misconduct lose the license that would allow them to be re-hired in another.
Our testimonies compel us to action. These policies will be a good beginning
Friends General Conference posted the following The Outgoing Epistle of the 2020 Virtual Pre-Gathering of Friends of Color and their Families. It begins:
To Friends Everywhere:
We begin by remembering our ancestors who were strong enough to make a way for us. Friends of Color and their families met for Pre-Gathering Retreat on 26 Day through 28 Day Sixth Month 2020. This is the eighth year Friends of Color have met for our Pre-Gathering Retreat. First-timers felt welcomed and validated. This year, we met virtually with our largest attendance yet. There were 47 attendees, ranging in age from 11 months through 77 years from Canada, Mexico, Switzerland and the United States of America.
The importance of this Gathering for Friends of Color worshipping in community together cannot be overstated. To our Friends in the wider Quaker world, we the Friends of Color, can’t breathe. During this weekend, we enjoyed the rare opportunity of not being othered In Quaker space. We experienced the joy of being seen as we are and the affirmation of a supportive spirit among ourselves in the “Amen corner”. The term “Amen corner” comes from the Black church and is a communal space that validates, affirms and uplifts the spirit. In isolation, due to COVID19, we are being kept apart and away from those we love, trust and need. The pre-gathering retreat brought back the source of community and family that has been missing. We were able to exhale, relax, and breathe together. Many of us did not realize how exhausted we were until we were able to relax with one another. The gifts of the spirit were abundant. We shared in worship, gentle yoga and meditation, meaningful discussions, journaling and self-discovery. We also listened and shared in each other’s joys, triumphs, pains and sorrows. We experienced spiritual renewal that was awakened by moving through pain to hope for the future for ourselves and our children.
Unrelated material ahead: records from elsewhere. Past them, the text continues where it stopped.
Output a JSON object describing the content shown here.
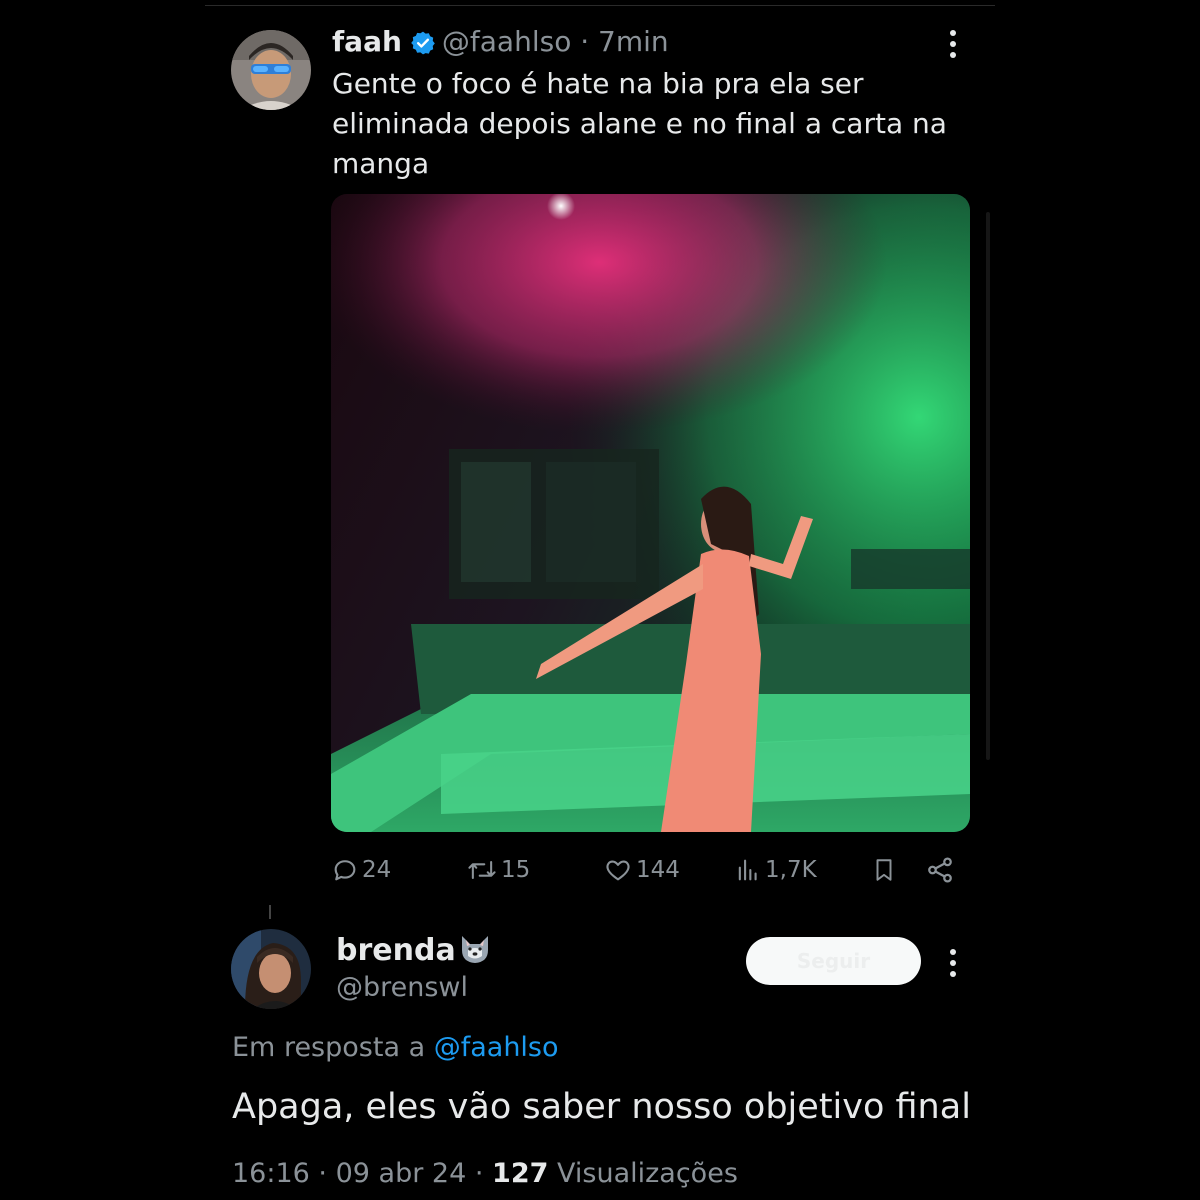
{
  "tweet": {
    "author_name": "faah",
    "handle": "@faahlso",
    "separator": "·",
    "time": "7min",
    "text": "Gente o foco é hate na bia pra ela ser eliminada depois alane e no final a carta na manga",
    "media_icon": "speaker-icon"
  },
  "actions": {
    "replies": "24",
    "reposts": "15",
    "likes": "144",
    "views": "1,7K"
  },
  "reply": {
    "author_name": "brenda",
    "author_emoji": "wolf-emoji",
    "handle": "@brenswl",
    "follow_label": "Seguir",
    "reply_to_prefix": "Em resposta a",
    "reply_to_handle": "@faahlso",
    "text": "Apaga, eles vão saber nosso objetivo final",
    "time": "16:16",
    "date": "09 abr 24",
    "sep1": "·",
    "sep2": "·",
    "view_count": "127",
    "view_label": "Visualizações"
  },
  "colors": {
    "background": "#000000",
    "text": "#e7e9ea",
    "muted": "#8b9298",
    "link": "#1d9bf0",
    "verified": "#1d9bf0"
  }
}
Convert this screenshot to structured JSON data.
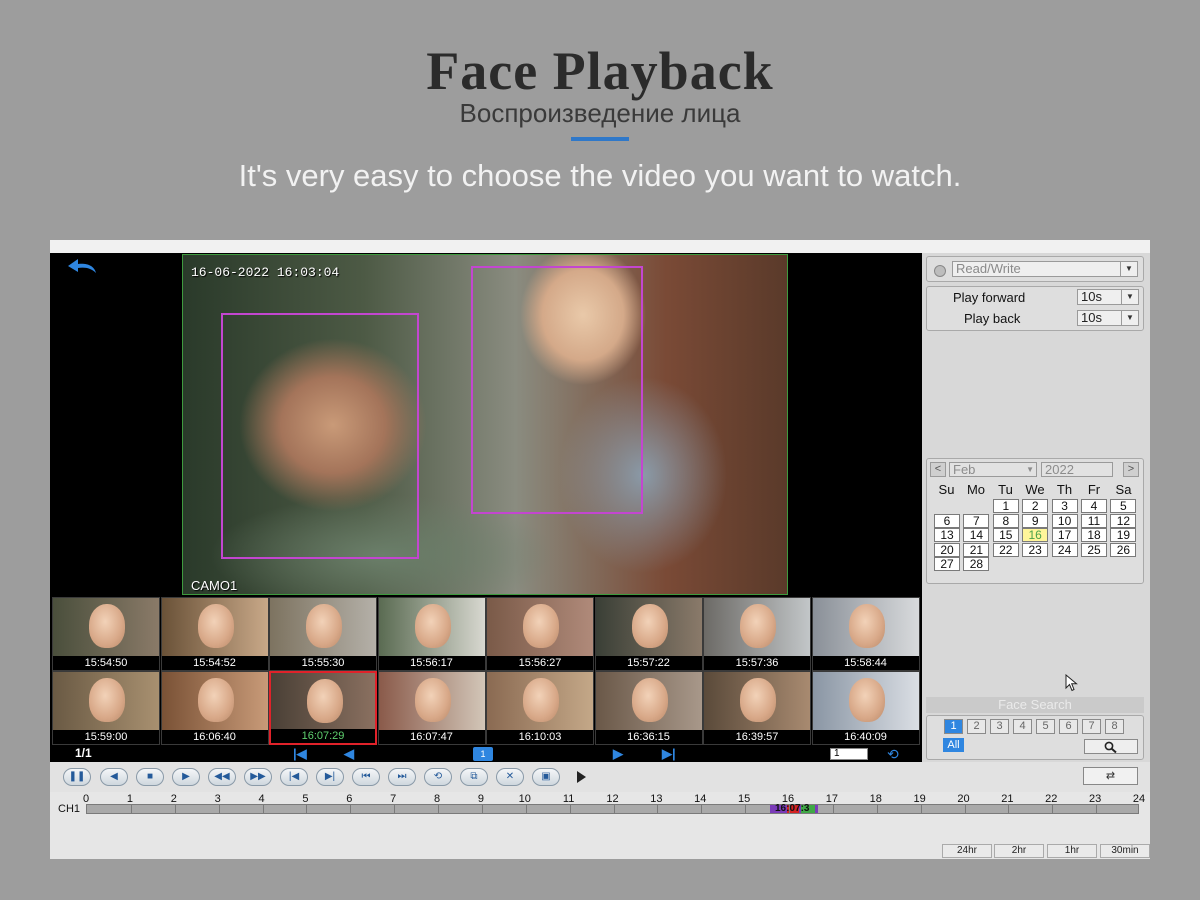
{
  "banner": {
    "title": "Face Playback",
    "subtitle": "Воспроизведение лица",
    "tagline": "It's very easy to choose the video you want to watch."
  },
  "player": {
    "timestamp": "16-06-2022 16:03:04",
    "camera": "CAMO1"
  },
  "thumbnails": [
    {
      "time": "15:54:50"
    },
    {
      "time": "15:54:52"
    },
    {
      "time": "15:55:30"
    },
    {
      "time": "15:56:17"
    },
    {
      "time": "15:56:27"
    },
    {
      "time": "15:57:22"
    },
    {
      "time": "15:57:36"
    },
    {
      "time": "15:58:44"
    },
    {
      "time": "15:59:00"
    },
    {
      "time": "16:06:40"
    },
    {
      "time": "16:07:29"
    },
    {
      "time": "16:07:47"
    },
    {
      "time": "16:10:03"
    },
    {
      "time": "16:36:15"
    },
    {
      "time": "16:39:57"
    },
    {
      "time": "16:40:09"
    }
  ],
  "thumb_nav": {
    "page_count": "1/1",
    "page_number": "1",
    "page_input": "1"
  },
  "panel": {
    "mode": "Read/Write",
    "play_forward_label": "Play forward",
    "play_forward_value": "10s",
    "play_back_label": "Play back",
    "play_back_value": "10s"
  },
  "calendar": {
    "month": "Feb",
    "year": "2022",
    "prev": "<",
    "next": ">",
    "weekdays": [
      "Su",
      "Mo",
      "Tu",
      "We",
      "Th",
      "Fr",
      "Sa"
    ],
    "days": [
      "1",
      "2",
      "3",
      "4",
      "5",
      "6",
      "7",
      "8",
      "9",
      "10",
      "11",
      "12",
      "13",
      "14",
      "15",
      "16",
      "17",
      "18",
      "19",
      "20",
      "21",
      "22",
      "23",
      "24",
      "25",
      "26",
      "27",
      "28"
    ],
    "highlight": "16"
  },
  "face_search": {
    "title": "Face Search",
    "channels": [
      "1",
      "2",
      "3",
      "4",
      "5",
      "6",
      "7",
      "8"
    ],
    "all_label": "All"
  },
  "timeline": {
    "channel": "CH1",
    "hours": [
      "0",
      "1",
      "2",
      "3",
      "4",
      "5",
      "6",
      "7",
      "8",
      "9",
      "10",
      "11",
      "12",
      "13",
      "14",
      "15",
      "16",
      "17",
      "18",
      "19",
      "20",
      "21",
      "22",
      "23",
      "24"
    ],
    "marker_text": "16:07:3",
    "zoom": [
      "24hr",
      "2hr",
      "1hr",
      "30min"
    ]
  },
  "colors": {
    "accent": "#2f86e0",
    "face_box": "#c346d0",
    "selected": "#e0222a",
    "highlight": "#fff59a"
  }
}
Attention and space was given for people to play games, dance, talk, grieve, play music, watch videos, and write.